How insurance companies can ease the return to work transition | Insurance Business

How insurance companies can ease the return to work transition

Returning to work after an extended period of absence can be a difficult transition, and the events of the last year have shown that this is something which should be considered by everyone. It has now been a year since the onset of the pandemic, and though the effects of 2020 are likely to still be felt for a long-time hereafter, there is reason to be optimistic for recovery in the coming weeks. The production of COVID-19 vaccinations and the national lockdown have seen a reduction in infection rates which has allowed society to consider returning to some semblance of normality. This is also the case for many people in the insurance profession.

People can take an extended career break for a variety of reasons including parental leave, illness, to recover from an accident, or to further their own education and training, but they can also face barriers when it comes time to return to full-time work, which are detrimental to not only their own wellbeing and sense of accomplishment, but to their organisation, too. This can be due to a failing in the organisation to provide the tools and confidence necessary to jump back in, leading to a significant gap in the workforce, with consequences to organisational performance, and, ultimately, customer satisfaction.

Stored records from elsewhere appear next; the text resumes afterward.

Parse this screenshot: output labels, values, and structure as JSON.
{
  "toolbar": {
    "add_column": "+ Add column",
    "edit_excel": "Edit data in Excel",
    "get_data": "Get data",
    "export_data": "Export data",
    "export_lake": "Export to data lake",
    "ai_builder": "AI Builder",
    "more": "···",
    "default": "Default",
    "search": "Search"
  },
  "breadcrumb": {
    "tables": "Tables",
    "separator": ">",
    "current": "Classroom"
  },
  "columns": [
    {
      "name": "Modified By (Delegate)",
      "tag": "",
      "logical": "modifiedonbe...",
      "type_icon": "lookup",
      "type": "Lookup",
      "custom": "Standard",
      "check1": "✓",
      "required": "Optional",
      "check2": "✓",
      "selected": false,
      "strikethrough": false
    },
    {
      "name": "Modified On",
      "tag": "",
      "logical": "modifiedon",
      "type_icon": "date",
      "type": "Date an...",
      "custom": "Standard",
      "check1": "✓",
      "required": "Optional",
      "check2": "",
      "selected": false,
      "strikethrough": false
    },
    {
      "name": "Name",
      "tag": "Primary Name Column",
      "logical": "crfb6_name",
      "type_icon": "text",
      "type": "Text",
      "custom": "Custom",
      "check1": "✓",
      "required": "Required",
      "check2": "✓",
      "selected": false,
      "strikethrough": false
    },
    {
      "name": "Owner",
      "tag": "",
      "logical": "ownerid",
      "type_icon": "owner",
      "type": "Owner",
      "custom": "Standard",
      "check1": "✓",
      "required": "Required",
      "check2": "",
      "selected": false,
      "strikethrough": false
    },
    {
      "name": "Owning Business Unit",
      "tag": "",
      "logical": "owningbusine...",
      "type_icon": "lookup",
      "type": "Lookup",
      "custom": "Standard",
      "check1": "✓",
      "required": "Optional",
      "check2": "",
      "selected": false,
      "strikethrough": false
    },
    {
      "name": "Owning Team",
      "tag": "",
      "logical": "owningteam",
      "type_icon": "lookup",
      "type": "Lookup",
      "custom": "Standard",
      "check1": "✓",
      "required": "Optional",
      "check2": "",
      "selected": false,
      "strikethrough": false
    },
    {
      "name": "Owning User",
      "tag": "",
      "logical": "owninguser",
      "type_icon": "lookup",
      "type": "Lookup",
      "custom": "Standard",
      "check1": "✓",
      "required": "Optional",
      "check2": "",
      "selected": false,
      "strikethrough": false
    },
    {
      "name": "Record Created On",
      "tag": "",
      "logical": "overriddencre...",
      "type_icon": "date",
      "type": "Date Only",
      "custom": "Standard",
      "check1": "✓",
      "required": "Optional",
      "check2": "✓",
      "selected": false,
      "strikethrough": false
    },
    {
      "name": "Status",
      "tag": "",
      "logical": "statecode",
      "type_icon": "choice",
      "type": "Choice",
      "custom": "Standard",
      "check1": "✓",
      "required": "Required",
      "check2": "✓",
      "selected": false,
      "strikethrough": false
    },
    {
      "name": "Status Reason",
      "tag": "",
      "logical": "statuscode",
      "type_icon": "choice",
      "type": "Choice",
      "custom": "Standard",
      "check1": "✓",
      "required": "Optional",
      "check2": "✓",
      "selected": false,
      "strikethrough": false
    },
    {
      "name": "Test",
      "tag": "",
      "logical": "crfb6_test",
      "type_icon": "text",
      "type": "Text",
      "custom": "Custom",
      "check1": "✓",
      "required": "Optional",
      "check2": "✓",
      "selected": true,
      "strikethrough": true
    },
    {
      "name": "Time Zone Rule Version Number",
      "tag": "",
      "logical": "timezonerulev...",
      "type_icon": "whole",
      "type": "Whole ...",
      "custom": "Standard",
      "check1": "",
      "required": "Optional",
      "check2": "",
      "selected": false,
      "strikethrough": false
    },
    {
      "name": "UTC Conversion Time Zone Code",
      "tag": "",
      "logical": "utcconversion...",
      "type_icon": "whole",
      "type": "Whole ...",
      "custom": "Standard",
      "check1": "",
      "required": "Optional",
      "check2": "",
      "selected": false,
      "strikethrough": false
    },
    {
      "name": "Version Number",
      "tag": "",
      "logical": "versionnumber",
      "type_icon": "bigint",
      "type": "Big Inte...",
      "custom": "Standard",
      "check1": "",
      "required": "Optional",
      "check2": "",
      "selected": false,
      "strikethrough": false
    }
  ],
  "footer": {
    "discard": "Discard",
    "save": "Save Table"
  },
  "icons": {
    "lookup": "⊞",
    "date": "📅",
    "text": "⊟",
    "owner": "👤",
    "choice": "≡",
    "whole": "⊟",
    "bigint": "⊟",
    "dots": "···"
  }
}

While this can affect everyone regardless of their circumstances, it is also true that certain social demographics are disproportionately impacted by this form of exclusion, most notably women. This can be best evidenced through how the ratio of the sexes changes as you look higher up the career ladder. It is here that we can see that more women than men actually enter the insurance profession, but when looking at insurance businesses at the executive level, women make up less than a quarter of professionals. This represents a condensing in the diversity and inclusion of the profession which has many consequences for the performance of insurance firms, as well as the quality of service received by customers. But, more broadly, this constitutes an exodus of highly skilled people who may otherwise bring much value to the profession.

Finding people who trained and worked in insurance, left, but are now ready to return, is a huge untapped opportunity for sourcing talent. In order to access these skilled people, insurance firms need to make the effort to facilitate an easy transition back into the workplace. If, after a break, a skilled employee is hoping to return to the same organisation then that organisation has already overcome a significant hurdle towards key talent retention, and this must be recognised by leadership as a very good sign. The next hurdle is recognising the value in their time spent away and learning how it contributed to the development of the employee, both professionally and personally, and how it may change their working arrangements.

Ultimately, it is the company’s responsibility to welcome the returner, update them on what has changed during their absence, and make the space for them in the team structure so that they can contribute their skill and experience. New arrangements can include things such as flexible working, to allow for an adjustment of life circumstances, creating avenues for support for those who have suffered loss or other significant changes, and simply ensuring that the line manager support is effective. If this isn’t done, then it is only the organisation which misses out, because talented people will always find new opportunities.